Sharon Mesmer is a multi-genre writer  poetry, fiction, essays, interviews, and reviews  and professor of creative writing (poetry and fiction) in the undergraduate and MFA programs of New York University and the New School. Her 2015 poetry collection, Greetings From My Girlie Leisure Place from Bloof Books, was one of Entropy’s Best Poetry Collections of 2015. Her two fiction collections — The Empty Quarter and In Ordinary Time, both from Hanging Loose Press — were published in French translation by Hachette in 2005 as Ma Vie à Yonago. She was a member of the flarf collective and a Nuyorican slam semi-finalist. Her awards include a Fulbright Specialist grant, two New York Foundation for the Arts fellowships, a Jerome Foundation mentoring award, and a MacArthur Scholarship, given through the Brooklyn College MFA program through nomination by Allen Ginsberg.

Admission is free.

Book Talk: The New Brooklyn: What It Takes to Bring a City Back

Thursday, June 29 at 6:30 pm

Brooklyn Historical Society
Great Hall
128 Pierrepont St
Brooklyn, NY 11201

For decades Brooklyn was synonymous with grit and struggle, yet today the borough is a hub of hipsters, booming startups, and massive new developments across many neighborhoods. Fellow at the Manhattan Institute and contributing editor of City Journal, Kay Hymowitz, examines this seeming Renaissance of Brooklyn’s ever-changing landscape through seven neighborhoods: Park Slope, Williamsburg, Bed-Stuy, the Brooklyn Navy Yard, Brownsville, Sunset Park, and Canarsie. In this exploration, Hymowitz looks at the successes of black and white middle classes, local policies, and small businesses, while assessing the challenges left for recent immigrants and other diverse communities trying to thrive.

Admission is $5. Reserve your tickets online.

ThinkOlio Presents: The Woman Question

Friday, June 30 at 7:00 pm

The Strand Bookstore
828 Broadway (& 12th Street)
New York, NY 10003

From the mid-nineteenth through the early twentieth centuries, scholars, doctors, religious leaders, and politicians were vexed by the “The Woman Question.” Inspired by the democratic revolutions of the late eighteenth century, fueled by market capitalism, and later fostered by the reform efforts of the Victorian bourgeoisie, the woman question actually posed the inquiry: What are women good for?

Please join us for a much needed discussion on the history of women’s suffrage in America.

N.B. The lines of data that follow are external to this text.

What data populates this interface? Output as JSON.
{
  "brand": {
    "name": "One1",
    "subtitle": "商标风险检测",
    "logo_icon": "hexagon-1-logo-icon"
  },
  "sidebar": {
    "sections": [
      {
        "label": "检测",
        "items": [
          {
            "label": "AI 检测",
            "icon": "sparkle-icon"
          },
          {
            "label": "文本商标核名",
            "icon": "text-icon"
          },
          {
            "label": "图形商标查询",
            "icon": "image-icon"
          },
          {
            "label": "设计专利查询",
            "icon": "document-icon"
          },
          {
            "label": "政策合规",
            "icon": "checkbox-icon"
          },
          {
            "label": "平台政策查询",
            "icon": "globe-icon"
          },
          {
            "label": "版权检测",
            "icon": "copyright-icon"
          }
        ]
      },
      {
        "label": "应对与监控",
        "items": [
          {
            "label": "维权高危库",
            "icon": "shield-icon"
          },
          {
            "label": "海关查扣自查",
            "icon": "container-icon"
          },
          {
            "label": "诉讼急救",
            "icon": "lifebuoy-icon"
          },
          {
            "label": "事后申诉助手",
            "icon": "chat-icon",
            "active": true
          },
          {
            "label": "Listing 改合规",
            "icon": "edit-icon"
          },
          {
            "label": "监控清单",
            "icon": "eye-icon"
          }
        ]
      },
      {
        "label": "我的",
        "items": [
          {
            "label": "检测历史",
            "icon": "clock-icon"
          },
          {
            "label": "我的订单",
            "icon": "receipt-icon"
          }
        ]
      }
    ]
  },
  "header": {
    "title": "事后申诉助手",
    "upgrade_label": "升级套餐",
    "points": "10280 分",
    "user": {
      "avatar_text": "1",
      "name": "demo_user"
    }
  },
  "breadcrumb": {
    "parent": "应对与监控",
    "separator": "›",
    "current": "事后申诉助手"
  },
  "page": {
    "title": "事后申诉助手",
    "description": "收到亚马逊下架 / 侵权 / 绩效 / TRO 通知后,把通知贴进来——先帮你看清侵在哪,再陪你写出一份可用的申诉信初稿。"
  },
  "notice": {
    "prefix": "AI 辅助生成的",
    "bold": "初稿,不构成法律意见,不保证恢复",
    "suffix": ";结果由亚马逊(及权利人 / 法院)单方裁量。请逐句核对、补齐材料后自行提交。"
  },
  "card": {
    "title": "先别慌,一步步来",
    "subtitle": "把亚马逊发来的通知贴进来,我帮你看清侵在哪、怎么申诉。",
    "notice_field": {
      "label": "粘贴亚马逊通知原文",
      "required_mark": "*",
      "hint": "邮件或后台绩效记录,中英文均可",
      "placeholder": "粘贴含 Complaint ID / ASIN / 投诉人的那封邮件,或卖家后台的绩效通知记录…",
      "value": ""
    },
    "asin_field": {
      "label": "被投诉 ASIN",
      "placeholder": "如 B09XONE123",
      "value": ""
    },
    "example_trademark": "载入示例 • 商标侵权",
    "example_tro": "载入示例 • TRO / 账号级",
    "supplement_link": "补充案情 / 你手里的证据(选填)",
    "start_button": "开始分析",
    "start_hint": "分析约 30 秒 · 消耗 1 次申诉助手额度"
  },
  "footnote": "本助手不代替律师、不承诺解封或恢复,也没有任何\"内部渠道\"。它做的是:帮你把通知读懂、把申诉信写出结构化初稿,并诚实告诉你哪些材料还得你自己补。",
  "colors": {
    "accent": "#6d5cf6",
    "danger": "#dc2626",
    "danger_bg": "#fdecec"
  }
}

Let’s look squarely at the achievements of the past generations without shying away from the explicit racism and classism imbedded within the movement. Let’s learn from their successes and their failures, too. And, finally, let’s gather together and consider the psychic and social ramifications of being a question.

Nina Simone covers by South African jazz vocalist, Vuyo (Vuyolwethu) Sotashe and the exquisite jazz pianist Fima Chupakhin to follow this Olio!

Jamie Warren has a Ph.D. in American History from Indiana University, and she is an Assistant Professor at BMCC-CUNY where she teaches American history, the history of women and gender, and women’s studies. Her research focuses on slavery in antebellum South with a particular focus on death, the body, and the philosophy of history.

Admission is $20. Reserve your tickets online.